## EXERCISE INPUTS

________________

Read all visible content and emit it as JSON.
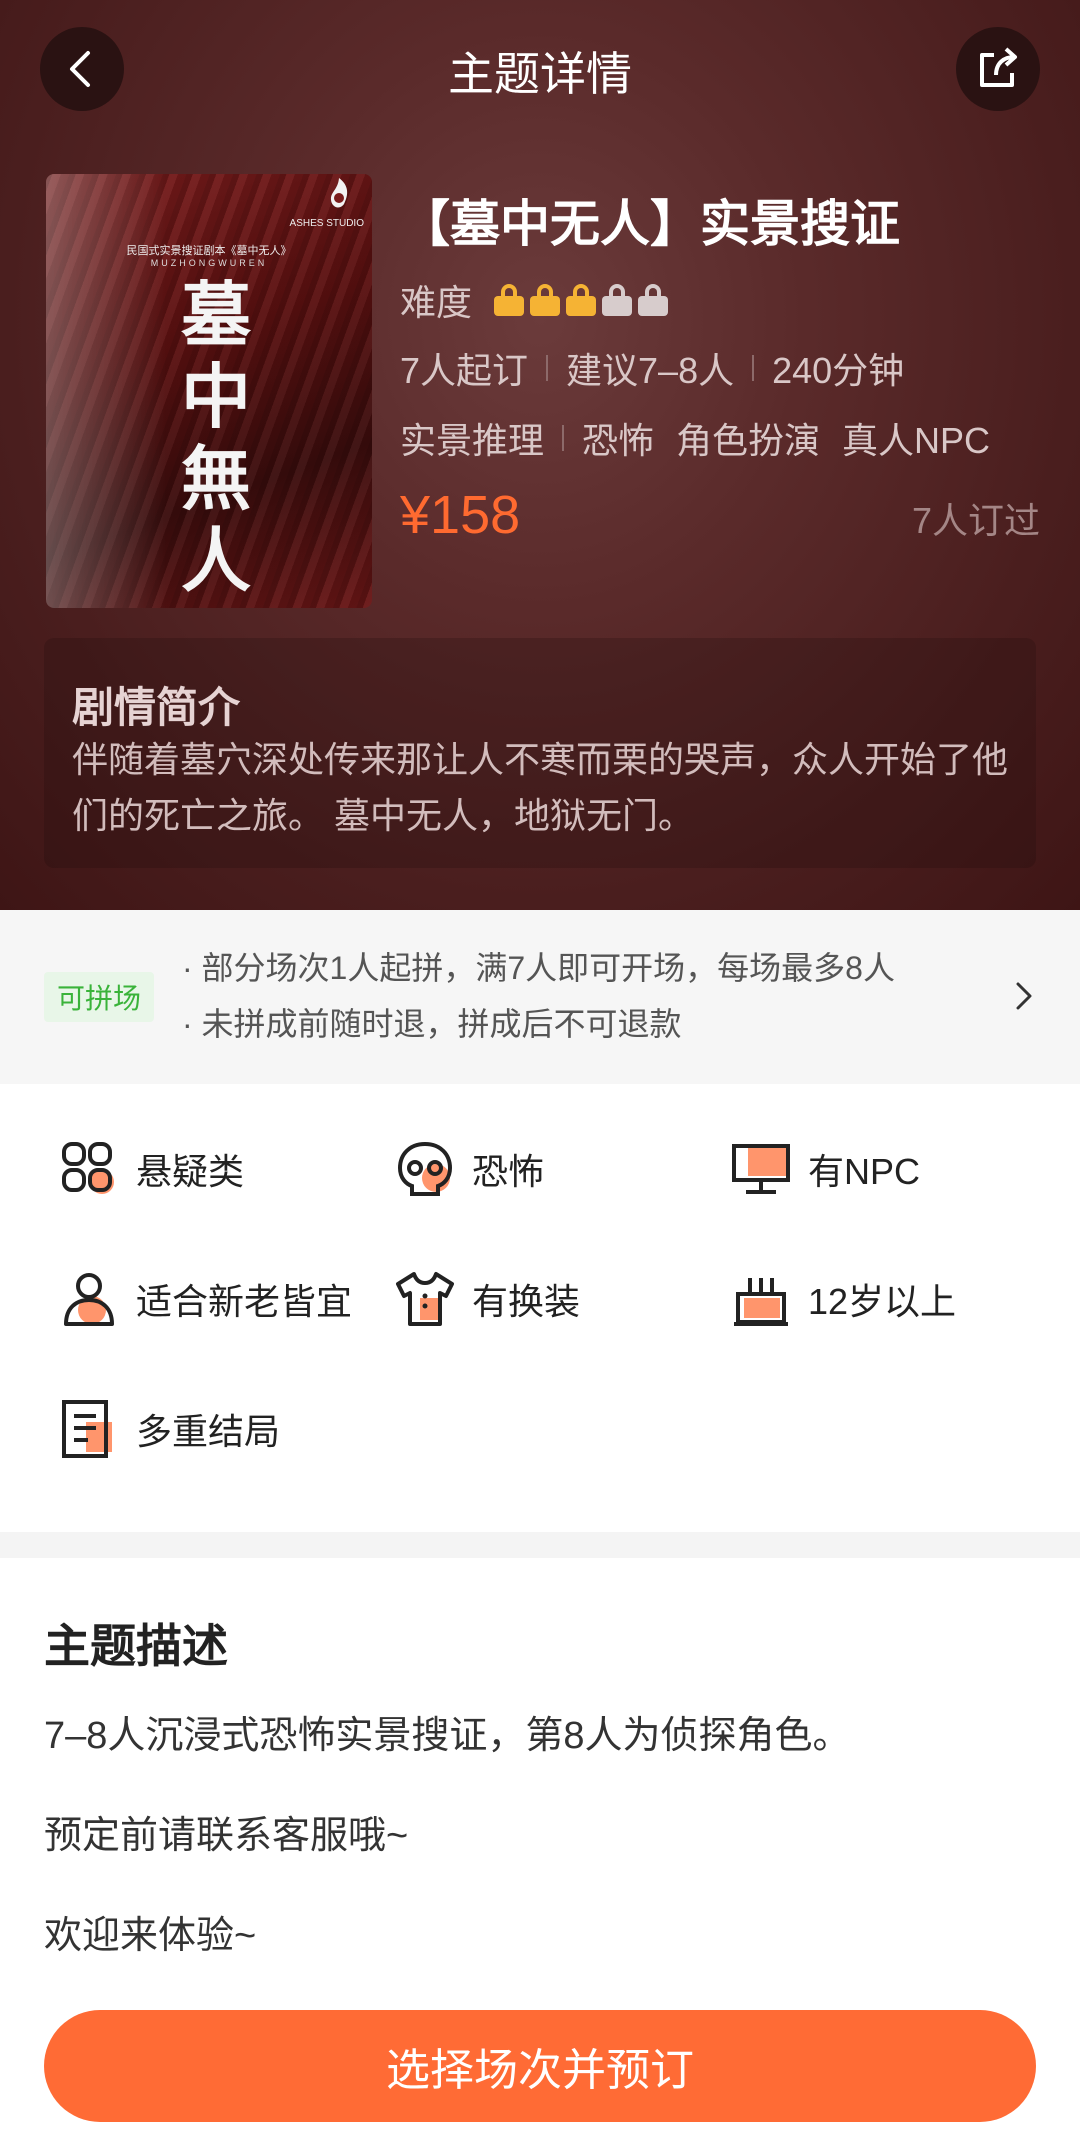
{
  "nav": {
    "title": "主题详情",
    "back_icon": "back-arrow-icon",
    "share_icon": "share-icon"
  },
  "poster": {
    "brand": "ASHES STUDIO",
    "subtitle": "民国式实景搜证剧本《墓中无人》",
    "pinyin": "MUZHONGWUREN",
    "calligraphy": "墓中無人"
  },
  "theme": {
    "title": "【墓中无人】实景搜证",
    "difficulty_label": "难度",
    "difficulty_level": 3,
    "difficulty_max": 5,
    "min_people": "7人起订",
    "suggest": "建议7–8人",
    "duration": "240分钟",
    "tags": [
      "实景推理",
      "恐怖",
      "角色扮演",
      "真人NPC"
    ],
    "price": "¥158",
    "booked_count": "7人订过",
    "accent_color": "#ff6a30"
  },
  "synopsis": {
    "title": "剧情简介",
    "text": "伴随着墓穴深处传来那让人不寒而栗的哭声，众人开始了他们的死亡之旅。 墓中无人，地狱无门。"
  },
  "group_buy": {
    "badge": "可拼场",
    "lines": [
      "· 部分场次1人起拼，满7人即可开场，每场最多8人",
      "· 未拼成前随时退，拼成后不可退款"
    ]
  },
  "features": [
    {
      "icon": "puzzle-grid-icon",
      "label": "悬疑类"
    },
    {
      "icon": "skull-icon",
      "label": "恐怖"
    },
    {
      "icon": "monitor-icon",
      "label": "有NPC"
    },
    {
      "icon": "person-icon",
      "label": "适合新老皆宜"
    },
    {
      "icon": "tshirt-icon",
      "label": "有换装"
    },
    {
      "icon": "cake-icon",
      "label": "12岁以上"
    },
    {
      "icon": "document-icon",
      "label": "多重结局"
    }
  ],
  "description": {
    "title": "主题描述",
    "lines": [
      "7–8人沉浸式恐怖实景搜证，第8人为侦探角色。",
      "预定前请联系客服哦~",
      "欢迎来体验~"
    ]
  },
  "cta": {
    "label": "选择场次并预订",
    "color": "#ff6b35"
  }
}
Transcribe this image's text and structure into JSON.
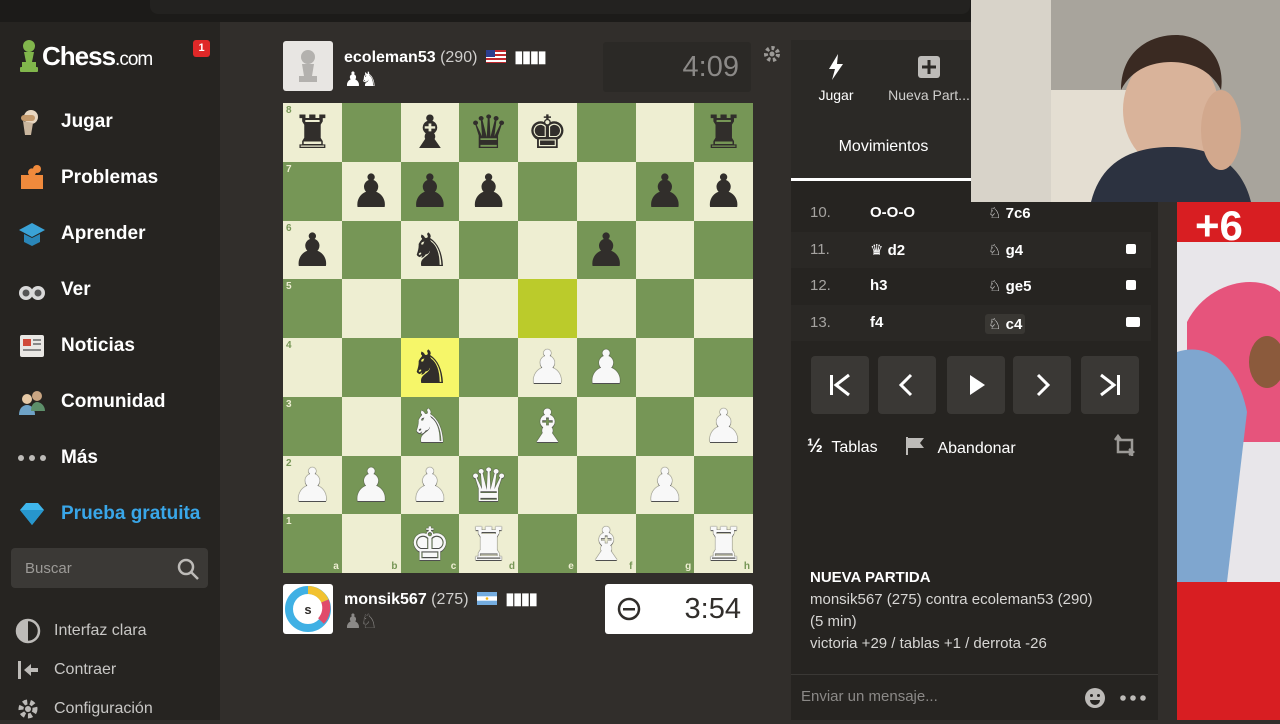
{
  "sidebar": {
    "logo_main": "Chess",
    "logo_suffix": ".com",
    "notification_count": "1",
    "items": [
      {
        "label": "Jugar",
        "icon": "play-hand-icon"
      },
      {
        "label": "Problemas",
        "icon": "puzzle-icon"
      },
      {
        "label": "Aprender",
        "icon": "learn-cap-icon"
      },
      {
        "label": "Ver",
        "icon": "binoculars-icon"
      },
      {
        "label": "Noticias",
        "icon": "news-icon"
      },
      {
        "label": "Comunidad",
        "icon": "community-icon"
      },
      {
        "label": "Más",
        "icon": "more-dots-icon"
      },
      {
        "label": "Prueba gratuita",
        "icon": "diamond-icon"
      }
    ],
    "search_placeholder": "Buscar",
    "footer": [
      {
        "label": "Interfaz clara",
        "icon": "contrast-icon"
      },
      {
        "label": "Contraer",
        "icon": "collapse-icon"
      },
      {
        "label": "Configuración",
        "icon": "settings-icon"
      }
    ]
  },
  "top_player": {
    "name": "ecoleman53",
    "rating": "(290)",
    "captured": "♟♞",
    "clock": "4:09"
  },
  "bottom_player": {
    "name": "monsik567",
    "rating": "(275)",
    "avatar_letter": "s",
    "captured": "♟♘",
    "clock": "3:54"
  },
  "board": {
    "ranks": [
      "8",
      "7",
      "6",
      "5",
      "4",
      "3",
      "2",
      "1"
    ],
    "files": [
      "a",
      "b",
      "c",
      "d",
      "e",
      "f",
      "g",
      "h"
    ],
    "position": [
      [
        "r",
        "",
        "b",
        "q",
        "k",
        "",
        "",
        "r"
      ],
      [
        "",
        "p",
        "p",
        "p",
        "",
        "",
        "p",
        "p"
      ],
      [
        "p",
        "",
        "n",
        "",
        "",
        "p",
        "",
        ""
      ],
      [
        "",
        "",
        "",
        "",
        "",
        "",
        "",
        ""
      ],
      [
        "",
        "",
        "n",
        "",
        "P",
        "P",
        "",
        ""
      ],
      [
        "",
        "",
        "N",
        "",
        "B",
        "",
        "",
        "P"
      ],
      [
        "P",
        "P",
        "P",
        "Q",
        "",
        "",
        "P",
        ""
      ],
      [
        "",
        "",
        "K",
        "R",
        "",
        "B",
        "",
        "R"
      ]
    ],
    "highlight_last_move": [
      "e5",
      "c4"
    ]
  },
  "right_panel": {
    "tabs": [
      {
        "label": "Jugar",
        "icon": "bolt-icon"
      },
      {
        "label": "Nueva Part...",
        "icon": "plus-box-icon"
      }
    ],
    "moves_tab": "Movimientos",
    "moves": [
      {
        "n": "10.",
        "white": "O-O-O",
        "black": "7c6",
        "black_icon": "♘"
      },
      {
        "n": "11.",
        "white": "d2",
        "white_icon": "♛",
        "black": "g4",
        "black_icon": "♘"
      },
      {
        "n": "12.",
        "white": "h3",
        "black": "ge5",
        "black_icon": "♘"
      },
      {
        "n": "13.",
        "white": "f4",
        "black": "c4",
        "black_icon": "♘"
      }
    ],
    "draw_label": "Tablas",
    "draw_icon_text": "½",
    "resign_label": "Abandonar",
    "info_title": "NUEVA PARTIDA",
    "info_line1": "monsik567 (275) contra ecoleman53 (290)",
    "info_line2": "(5 min)",
    "info_line3": "victoria +29 / tablas +1 / derrota -26",
    "message_placeholder": "Enviar un mensaje..."
  },
  "ad": {
    "text": "+6"
  },
  "colors": {
    "board_light": "#eeeed2",
    "board_dark": "#769656",
    "last_move": "#bbcb2b",
    "accent_blue": "#39a6e8"
  }
}
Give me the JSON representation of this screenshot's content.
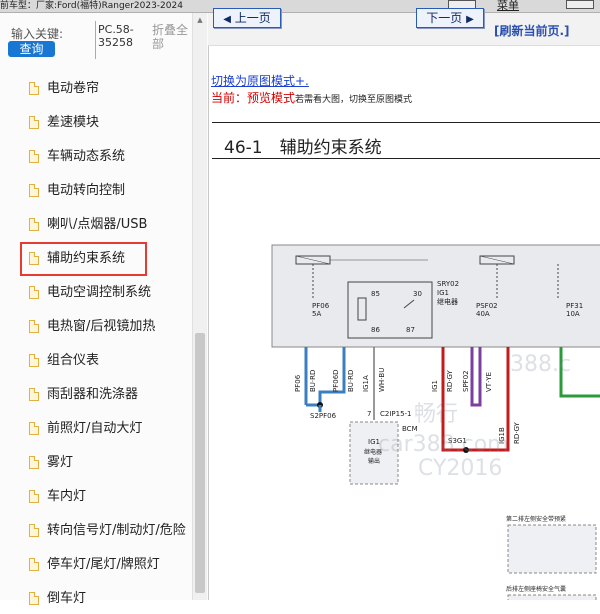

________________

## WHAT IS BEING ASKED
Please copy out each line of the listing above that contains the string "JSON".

## ANSWER TO THE PROBLEM
Read all visible content and emit it as JSON.
Transcribe this image's text and structure into JSON.
Give me the JSON representation of this screenshot's content.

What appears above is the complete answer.